It is made clear by the evidence that, after giving the plaintiffs the memorandum in question/ the defendant did orally agree that they might have more than fifteen days for making the next payment required. The evidence is conflicting as to the number of days additional he agreed to give, but there was evidence which would have warranted the jury in finding that it was as many as ten days, which would have ended September 5. Before September 5, the defendant had refused to receive the $100 telegraphed him, on the ground that it came too late. If, then, the verbal agreement of the defendant to extend the time fixed by the written memorandum for making the second payment was valid, the verdict of the jury should stand, otherwise it should not.
1. This is the second appearance here of this cause, and the decision of this court in 14 N. Mex. 368, holding, in effect, that a subsequent verbal modification of the time of performance fixed by a written agreement for the sale of real estate, will be regarded, in a court of equity at least, as valid, must stand as the law in this case, and we think the doctrine need not be limited to equity. It is stated in 20 Cyc. 287, that “An eral agreement for an extension of the time of performance of a written contract within the statute of frauds which does not, in effect, amount to making a new contract within the statute, is valid.” And this view is sustained in Smith v. Loomis, 74 Me. 503.

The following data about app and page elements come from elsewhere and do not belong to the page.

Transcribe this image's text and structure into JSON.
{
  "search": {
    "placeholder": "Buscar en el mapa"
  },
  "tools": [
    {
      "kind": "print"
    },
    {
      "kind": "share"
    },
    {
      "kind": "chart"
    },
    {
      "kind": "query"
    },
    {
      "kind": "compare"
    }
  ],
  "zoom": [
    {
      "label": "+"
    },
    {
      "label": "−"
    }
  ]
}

2 But, in addition to what was then considered by the court, there is now before us the evidence from which .it clearly appears that the defendant should be estopped to set up the defense that the plaintiffs did not make the payment of $200 within fifteen days, as provided for in the written agreement, when they had -his assurance, on which they relied and acted, that they might take more time. Where a representation as to the future relates to an intended abandonment of an existing right, and, is made *65to influence others/and they have been influenced by it to act, it operates as an. estoppel, 10 Cyc. 752, citing Union Mutl. Ins. Co. v. Mowry, 96 U. S. 544; Faxton v. Faxton, 28 Mich. 159; Elliot v. Whitmore, 23 Utah 342; Johnson v. Blair, 132 Ala. 128. In the latter ease the husband of the only heir of a deceased mortgagor of real estate inquired of the holder of the mortgage which was then five years overdue, but on which the interest had been regularly paid and accepted, whether she would allow the mortgage debt to stand a while longer, stating that it would be paid then if she required it, and that he did not wish to have to pay an attorney’s fee for foreclosure. He was assured that if she decided to have it paid she would let him know so that he could pay it without an attorney’s fee, and, íelying on that, payment was not made and nothing more was said or done on either side until about a year later, when an attorney demanded payment and claimed an attorney’s fee. It was held that the mortgagee was estopped from recovering an attorney’s fee. See also: Swain v. Seamans, 9 Wall. 254; Clark v. Dales, 20 Barb. 42; Thompson v. Poor, 147 N. Y. 402, 42 N. E. 13. In Longfellow v. Moore and others, 102 Ill. 294, the court said: “The principle of estoppel would not permit the appellee to throw appellant off his guard and thus obtain an inequitable advantage by .agreeing to extend the time of appellant to perform the contract and then insisting on it as it was written.” The judgment of the District Court is affirmed.
Pote, C. J., having presided at the first trial did not participate, nor did Mechem, A. J., who tried the cause*